Phillips, JN†, WJ Cooper*, DA Luther, and EP Derryberry. 2020. Low performance males on low quality territories. Accepted: Frontiers in Ecology and Evolution. doi: 10.3389/fevo.2020.587120

Derryberry, EP, JN Phillips†, GE Derryberry, MJ Blum, and DA Luther. 2020. Singing in a silent spring: birds respond to a half-century soundscape reversion during the COVID-19 shutdown. Science. doi/10.1126/science.abd5777

Berlow**, M, JN Phillips, and EP Derryberry. 2020. Effects of urbanization and landscape on gut microbiomes in white-crowned sparrows. Microbial Ecology. doi.org/10.1007/s00248-020-01569-8

Senzaki, M, JR Barber, JN Phillips, CB Cooper, KM Fristrup, CJW McClure, DJ Mennitt, J Vukomanovic, and CD Francis. 2020. Sensory pollutants alter bird phenology and fitness across a continent. Nature. https://doi.org/10.1038/s41586-020-2903-7

Phillips, JN†, C Rochefort*, SE Lipshutz, DA Luther, and EP Derryberry. 2020. Increased attenuation and reverberation are associated with lower maximum frequency and narrow bandwidth of bird songs. In press: Journal of Ornithology 161(2):593-608.

Phillips, JN†, and M Katti. 2020. Anthropogenic noise affects winter song structure of a long-distance migrant, Gambel’s white-crowned sparrow. Journal of Urban Ecology 6(1): juaa003.

Phillips, JN†, SK Ruef*, CM Garvin*, M-L Lee*, and CD Francis. 2019. Background noise disrupts host-parasitoid interactions. Royal Society Open Science, 6: 190867. doi/10.1098/rsos.190867

Moseley, DL, JN Phillips, EP Derryberry, and DA Luther. 2019. Evidence for differing trajectories of songs in urban and rural populations. Behavioral Ecology, in press. doi:10.1093/beheco/arz142

Moseley, DL, GE Derryberry, JN Phillips, JE Danner, RM Danner, DA Luther, and EP Derryberry. 2018. Acoustic adaptation to city noise through vocal learning by a songbird. Proceedings of the Royal Society B, 285: 20181356.

Phillips, JN†, K Gentry, DA Luther, and EP Derryberry. 2018. Surviving in the city: higher apparent survival for urban birds but worse condition on noisy territories. Ecosphere, 9(9): e02440.

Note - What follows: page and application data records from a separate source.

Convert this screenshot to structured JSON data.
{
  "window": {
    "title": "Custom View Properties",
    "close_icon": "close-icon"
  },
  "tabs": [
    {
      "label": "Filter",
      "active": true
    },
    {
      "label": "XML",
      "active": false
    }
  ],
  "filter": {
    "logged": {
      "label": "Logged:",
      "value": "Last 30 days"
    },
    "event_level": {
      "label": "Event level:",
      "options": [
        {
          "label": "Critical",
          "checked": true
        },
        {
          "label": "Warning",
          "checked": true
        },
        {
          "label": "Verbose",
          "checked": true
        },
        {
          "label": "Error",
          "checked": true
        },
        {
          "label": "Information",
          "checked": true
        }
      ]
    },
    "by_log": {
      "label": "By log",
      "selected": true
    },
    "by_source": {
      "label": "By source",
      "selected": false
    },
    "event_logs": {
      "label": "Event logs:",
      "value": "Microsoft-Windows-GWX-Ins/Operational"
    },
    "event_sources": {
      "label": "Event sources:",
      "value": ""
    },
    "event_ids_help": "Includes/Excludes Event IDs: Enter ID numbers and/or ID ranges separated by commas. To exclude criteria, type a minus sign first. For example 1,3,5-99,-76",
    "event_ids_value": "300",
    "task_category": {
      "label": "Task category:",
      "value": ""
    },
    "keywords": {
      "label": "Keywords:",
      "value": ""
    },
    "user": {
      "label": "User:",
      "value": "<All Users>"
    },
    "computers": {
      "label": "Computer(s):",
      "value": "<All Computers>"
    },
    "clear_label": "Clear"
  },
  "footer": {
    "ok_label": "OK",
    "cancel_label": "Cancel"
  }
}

Phillips, JN†, M Berlow**, and EP Derryberry. 2018. The effects of landscape urbanization on the gut microbiome: An exploration into the gut of urban and rural white-crowned sparrows. Frontiers in Ecology and Evolution, 6 (148):1-10.

Phillips, JN†, and EP Derryberry. 2018. Urban sparrows respond to a sexually selected trait with increased aggression in noise. Scientific Reports, 8 (7505): 1-10.

Phillips, JN†, and EP Derryberry. 2017. Maximizing either bandwidth or trill rate increases male response to song: support for a performance constraint as a competitive signal. Animal Behaviour, 132: 209-215.

Derryberry EP, K Gentry, GE Derryberry, JN Phillips, RM Danner, JE Danner, DA Luther. 2017. White-crowned sparrow males show immediate flexibility in song amplitude but not in song minimum frequency in response to changes in ambient noise levels across soundscapes. Ecology and Evolution, 13: 4991-5001.

Phillips, JN†, and EP Derryberry. 2017. Vocal performance is a salient signal for male-male competition in white-crowned sparrows. The Auk, 134 (3): 564-574.

Luther, DA, JN Phillips, and EP Derryberry. 2016. Not so sexy in the city: urban birds adjust songs to noise but compromise vocal performance. Behavioral Ecology, 27: 332-240.

Derryberry, EP, RM Danner, JE Danner, GE Derryberry, JN Phillips, SE Lipshutz, KE Gentry, and DA Luther. 2016. Patterns of song across natural and anthropogenic soundscapes suggest that White-crowned Sparrows minimize acoustic masking and maximize signal content. PloS ONE, 11 (4):e0154456.

 

Courses Teaching

Subject Number Section Description Term Syllabus
BIOL 4304 500 Undergrad Research in Biology Summer 2021

No Syllabi Attached

BIOL 3104 500 Research Experience in Biology Summer 2021

No Syllabi Attached